Swimming pools and spas: A swimming pool and spa are nice amenities to have in your home, but they can also significantly contribute to your energy bill.

 

  • Your pool pump keeps the water circulating through its filtering system—and could be the most energy intensive part of your pool. Older pool pumps run continuously on a single, high speed, but this circulation is more than the typical residential pool needs. An ENERGY STAR-certified pool pump can be programmed to run at different speeds depending on your pool’s needs—and can pay for itself in as little as two years.

  • If you heat your pool, be sure that you are using an efficient heater—pool heaters that run on natural gas or propane are the most common, but an electric heat pump water heater or solar water heater could be a more cost-effective option. Be sure to put a cover on the pool when it is not in use to keep your heater from working as hard.

  • If you have a spa hot tub that you use only occasionally, consider turning it off when it is not in use. If you use your spa frequently, use a cover with a high insulation value to keep the water warm and your electric bill low.

 

 

Pump Systems: Water pumps often run on electricity and can be found in many areas of your property.

  • Irrigation: If you have a larger property, you may have an irrigation system. Leaks in your irrigation system can greatly increase your pump’s electricity use.

  • Wells: If your home uses well water, you have a well pump that helps bring the water from the well to your home. A malfunctioning well pump may run continuously to try and maintain proper water pressure—this can cause a significant increase in your electricity bill.

  • Garden Fountains: Fountains make a calming addition to your garden, but the pumps that run them use about as much energy as a small lamp. If you have many fountains in your garden, look into installing a timer so that the fountains only run part of the day.

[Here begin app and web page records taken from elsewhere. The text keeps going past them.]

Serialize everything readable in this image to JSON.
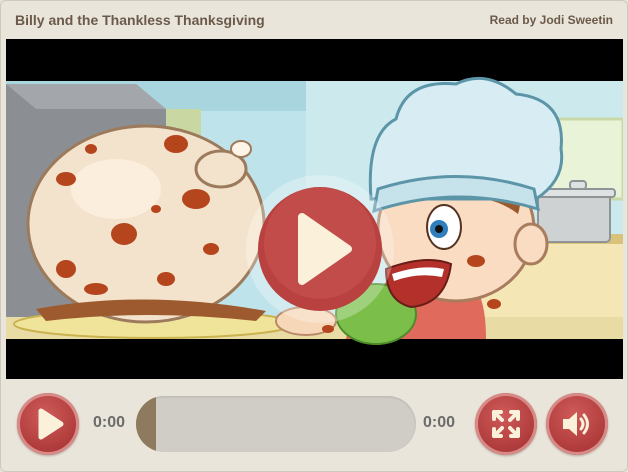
{
  "header": {
    "title": "Billy and the Thankless Thanksgiving",
    "narrator": "Read by Jodi Sweetin"
  },
  "video": {
    "overlay_icon": "play-icon"
  },
  "controls": {
    "play_icon": "play-icon",
    "current_time": "0:00",
    "duration": "0:00",
    "progress": 0,
    "fullscreen_icon": "fullscreen-icon",
    "volume_icon": "volume-icon"
  },
  "colors": {
    "button_red": "#b23e3e",
    "progress_track": "#d0cdc7",
    "progress_fill": "#8e7a5e",
    "header_text": "#6b5a49"
  }
}
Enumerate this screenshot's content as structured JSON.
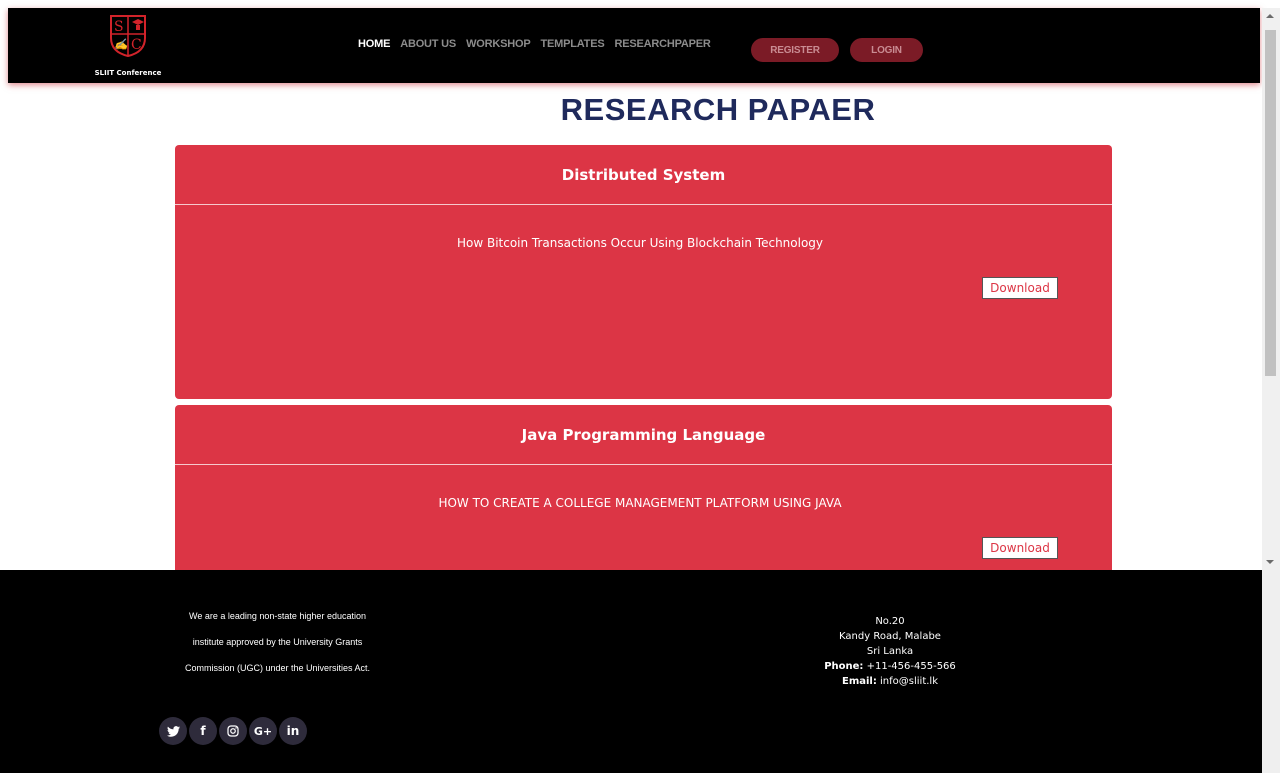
{
  "brand": {
    "name": "SLIIT Conference",
    "logo_letters": [
      "S",
      "C"
    ]
  },
  "nav": {
    "links": [
      {
        "label": "HOME",
        "active": true
      },
      {
        "label": "ABOUT US",
        "active": false
      },
      {
        "label": "WORKSHOP",
        "active": false
      },
      {
        "label": "TEMPLATES",
        "active": false
      },
      {
        "label": "RESEARCHPAPER",
        "active": false
      }
    ],
    "register_label": "REGISTER",
    "login_label": "LOGIN"
  },
  "page": {
    "title": "RESEARCH PAPAER"
  },
  "papers": [
    {
      "category": "Distributed System",
      "title": "How Bitcoin Transactions Occur Using Blockchain Technology",
      "download_label": "Download"
    },
    {
      "category": "Java Programming Language",
      "title": "HOW TO CREATE A COLLEGE MANAGEMENT PLATFORM USING JAVA",
      "download_label": "Download"
    }
  ],
  "footer": {
    "about_lines": [
      "We are a leading non-state higher education",
      "institute approved by the University Grants",
      "Commission (UGC) under the Universities Act."
    ],
    "address_lines": [
      "No.20",
      "Kandy Road, Malabe",
      "Sri Lanka"
    ],
    "phone_label": "Phone:",
    "phone": "+11-456-455-566",
    "email_label": "Email:",
    "email": "info@sliit.lk",
    "socials": [
      {
        "icon": "twitter-icon",
        "glyph": "🐦"
      },
      {
        "icon": "facebook-icon",
        "glyph": "f"
      },
      {
        "icon": "instagram-icon",
        "glyph": "◎"
      },
      {
        "icon": "google-plus-icon",
        "glyph": "G+"
      },
      {
        "icon": "linkedin-icon",
        "glyph": "in"
      }
    ]
  },
  "colors": {
    "accent": "#dc3545",
    "nav_button": "#7b1b26",
    "title": "#1f2a5c"
  }
}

Non-Living Spaces: You may have some power hogs in your garage, outbuilding, or basement. For example:

 

  • Do you have a second working, but inefficient, refrigerator or freezer plugged in? Is it in use, or can you consolidate its contents into your kitchen?

  • Do you have a recreational space in an uninsulated part of your home, like the garage or basement? Using space heaters or portable air conditioners in uninsulated spaces can definitely lead to higher bills.

  • Do you have a block heater to help warm your vehicle up on very cold mornings? Plugging in your vehicle overnight will use far more electricity than needed—use a timer to start the block heater a few hours before you need your vehicle.

 

 

Home Business: If you run a business out of your home, there could be a large energy user contributing to your electric bill. For example, regularly using welding equipment, ceramic kilns, or power carpentry tools can contribute significantly to your electric bill, as can equipment that supports home farming operations.

This column is from the November issue of Straight Talk, which is a service of the National Rural Electric Cooperative Association to its member co-ops.  Straight Talk is distributed by electric co-ops around the country as part of a monthly print publication or on co-op websites.

For more information about unusual energy uses, see this page with more resources.

A swimming pool pump can be a significant source of electricity use—ENERGY STAR-certified pumps use far less energy. Photo Credit: Vic Brincat

An energy auditor or your co-op can help you understand your bill and identify potential large sources of electricity use. Photo Credit: Piedmont EMC